Diack received her Ph.D. from the University of Toronto and is a graduate of the art history program of McGill University. Her scholarship has been recognized and supported by numerous fellowships, grants, and awards, including a Helena Rubenstein Fellowship from the Independent Study Program of the Whitney Museum of American Art (2006-2007), a Postdoctoral Fellowship in the Department of Art History, Visual Art, and Theory at the University of British Columbia (2010-2012), and the inaugural Nadir Mohamed Postdoctoral Fellow at the Ryerson Image Centre, Toronto (2015-2016). In 2016 Diack was appointed the Terra Foundation for American Art Visiting Professor at the John F. Kennedy Institute for North American Studies at the Freie Universität Berlin.

Diack has also been the recipient of a Faculty Grant from the Deutscher Akademischer Austausch Dienst (DAAD)/ Goethe Institute in Berlin (2013), and a Faculty Research Fellowship at the CUNY Graduate Center, New York, funded by the NEH (2014); as well as Faculty Research Fellowship at the Center for the Humanities, University of Miami (2014-2015) Provost’s Research Awards from the University of Miami (2017-2018; 2018-2019), and a University of Miami Fellowship in Arts and Humanities (2019-2020). She was named an Ansel Adams Research Fellow at the Center for Creative Photography, University of Arizona (2018- 2019) and a Visiting Research Fellow at the Henry Moore Institute for the Study of Sculpture, Leeds, England (2019).

 

Before joining the University of Miami faculty, Diack taught at the University of British Columbia, the University of Toronto, York University, and the Nova Scotia College of Art and Design University. Her scholarship has been supported by the Social Sciences and Humanities Research Council of Canada, the Jackman Humanities Institute, and the Canadian Centre for Architecture in Montreal, among others.

 

Career

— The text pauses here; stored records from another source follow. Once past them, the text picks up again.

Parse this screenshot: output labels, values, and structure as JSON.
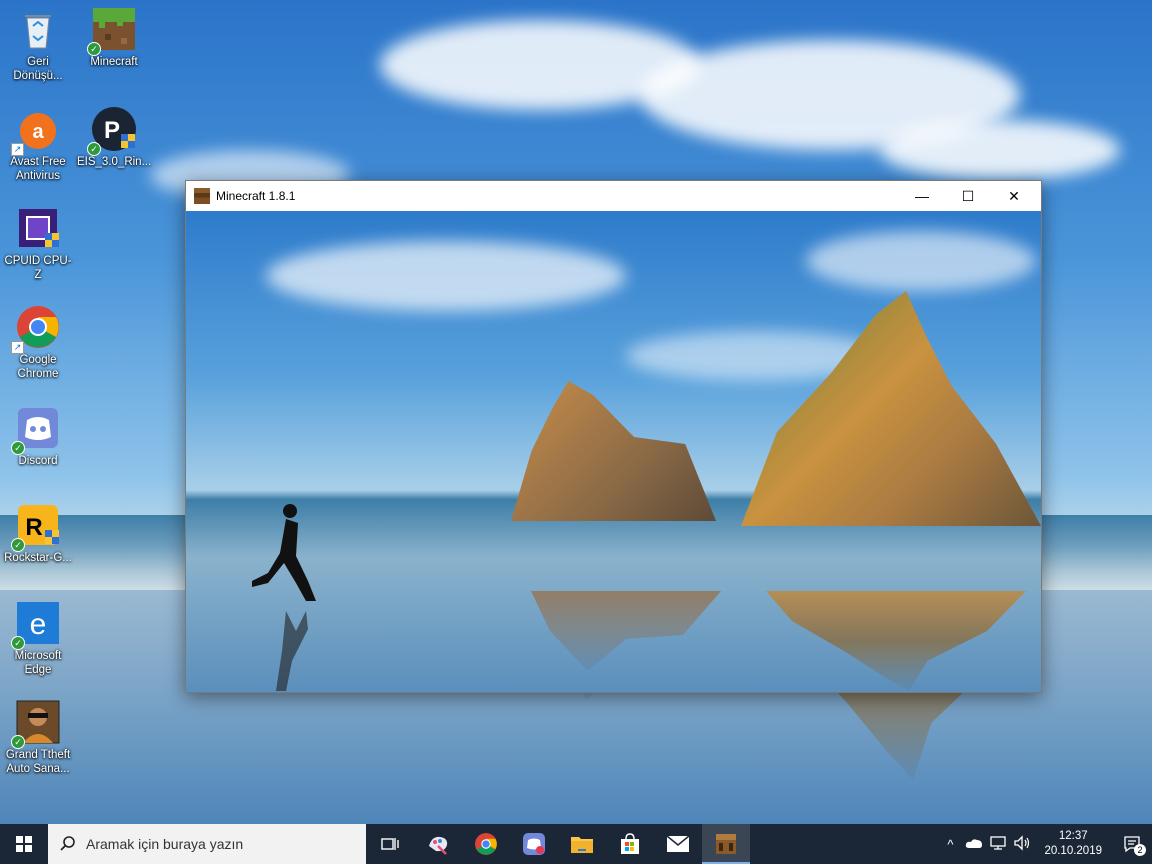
{
  "desktop": {
    "icons": [
      {
        "label": "Geri Dönüşü..."
      },
      {
        "label": "Minecraft"
      },
      {
        "label": "Avast Free Antivirus"
      },
      {
        "label": "EIS_3.0_Rin..."
      },
      {
        "label": "CPUID CPU-Z"
      },
      {
        "label": "Google Chrome"
      },
      {
        "label": "Discord"
      },
      {
        "label": "Rockstar-G..."
      },
      {
        "label": "Microsoft Edge"
      },
      {
        "label": "Grand Ttheft Auto Sana..."
      }
    ]
  },
  "window": {
    "title": "Minecraft 1.8.1",
    "minimize": "—",
    "maximize": "☐",
    "close": "✕"
  },
  "taskbar": {
    "search_placeholder": "Aramak için buraya yazın",
    "tray_chevron": "^",
    "time": "12:37",
    "date": "20.10.2019",
    "notification_count": "2"
  },
  "colors": {
    "taskbar_bg": "#1b2736",
    "accent": "#7fb0e6"
  }
}
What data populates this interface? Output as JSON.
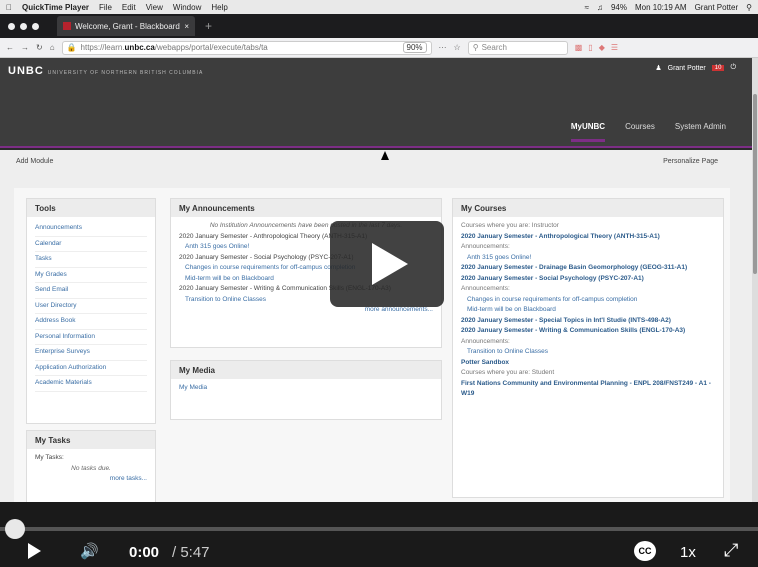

LIST OF SPECIALTIES: Global Contemporary Art and Critical Theory; History and Theory of Photography; Conceptual Art; American Art; Humor Studies; Conflict Studies; Visual Culture; Curatorial Studies; Performance Studies; Aesthetic Philosophy and Civic Engagement.

Research

Publications

Heather Diack Documents of Doubt: The Photographic Conditions of Conceptual Art. ((Minneapolis, MN.: University of Minnesota Press). In press).